Well, I have a special fondness for Dance of Divine Love, as it presents one of the world’s most celebrated sacred love stories, that of Radha and Krishna. In this video the viewer is given a glimpse of what it’s like to exchange amorous love with divinity, as Radha and the Gopis do (who are described in Sanskrit texts as the “topmost yoginis”) in the rasa dance, or the dance of divine love:
Beautiful video. The thing that strikes me personally about your videos is that I’m strongly drawn to them in spite of the fact that I’m not usually attracted to religious sounding interpretations of Yoga, or to the group devotional chanting of Bhakti. Yoga for me is something more private that goes on inside my head. I enjoy the videos very much, but I find myself wanting to ask you questions like, “What do you mean when you use the word divine?” and then “What does it mean to dance with the Divine?” How do you explain this to your students?
Thank you Bob. I am happy my video brought up questions for you. I always consider it a success when my presentations are able to strike a personal chord in someone.
I would characterize everything within pure love as “divine”. Simply put, a dance with the Divine would be any experience in life that activates and engages one’s own divine core in a most blissful way! According to the bhakti perspective, this is the connection that the word yoga describes: a connection with our own blissful nature.
And certainly, while public, group kirtans are designed to facilitate such connections, the experiences in Bhakti-yoga had by the participants are indeed very private, internal ones, as everyone’s relationship with the Divine is most unique!
Tell us a little bit about how you actually made the videos. What tools did you use and what was the process?
Well, each of the videos emerged in different ways for particular reasons, so the creative process was unique for each of them. Nevertheless, they all absorbed me, and gave me great pleasure to create. The tools I used stretched from the technical to the intuitive, from my MacBookPro computer, to my personal library, to my own relationship with each subject.

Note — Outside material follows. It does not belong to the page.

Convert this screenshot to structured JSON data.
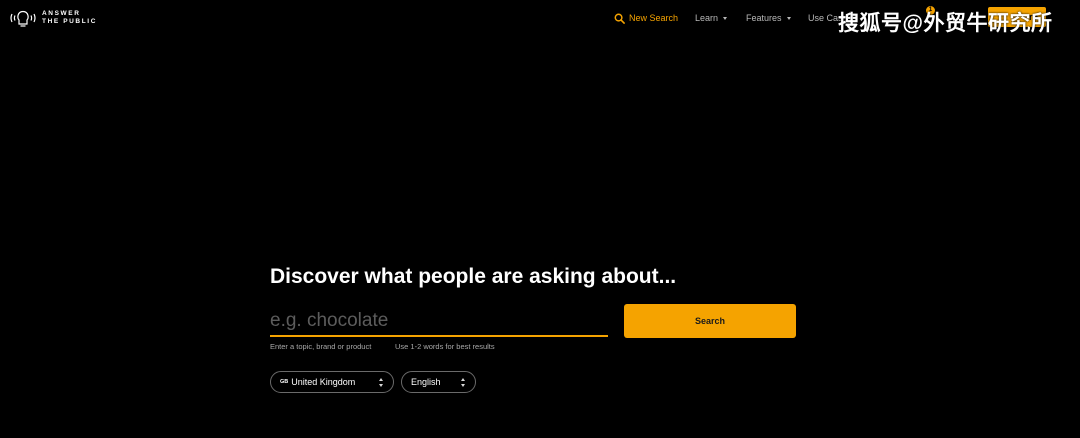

I also noticed I cannot make them on demand, they have to emerge spontaneously and from my heart. I have three videos I am working on at the moment, but the progress I make with them definitely depends on inspiration rather than deadlines. In that sense, you might say I am more of a right brain person.
Funny you should mention that. When Elephant Yoga writers ask me, “What’s the deadline”, I always tell them, “No schedule, no deadlines”. I know they’ll do their best work if they write when they’re excited and inspired about something. Catherine, thanks so much for being here with us. We’ll look forward to your new videos. Let’s do this again soon.
Catherine L. Ghosh, RYT, was introduced to Yoga when she was only two years old. In her mid-teens, she formally took up the practice of meditational and devotional Yoga with teachers in India as well as the West. Catherine, also known as Krishna Kanta Dasi, traveled to India several times, visiting holy places, meeting teachers and deepening her passion for the study of Bhakti Yoga and Eastern philosophy. Together with Graham M. Schweig, PhD, she develops workshops on “The Secret Yoga.” For more information please visit: www.secretyoga.com.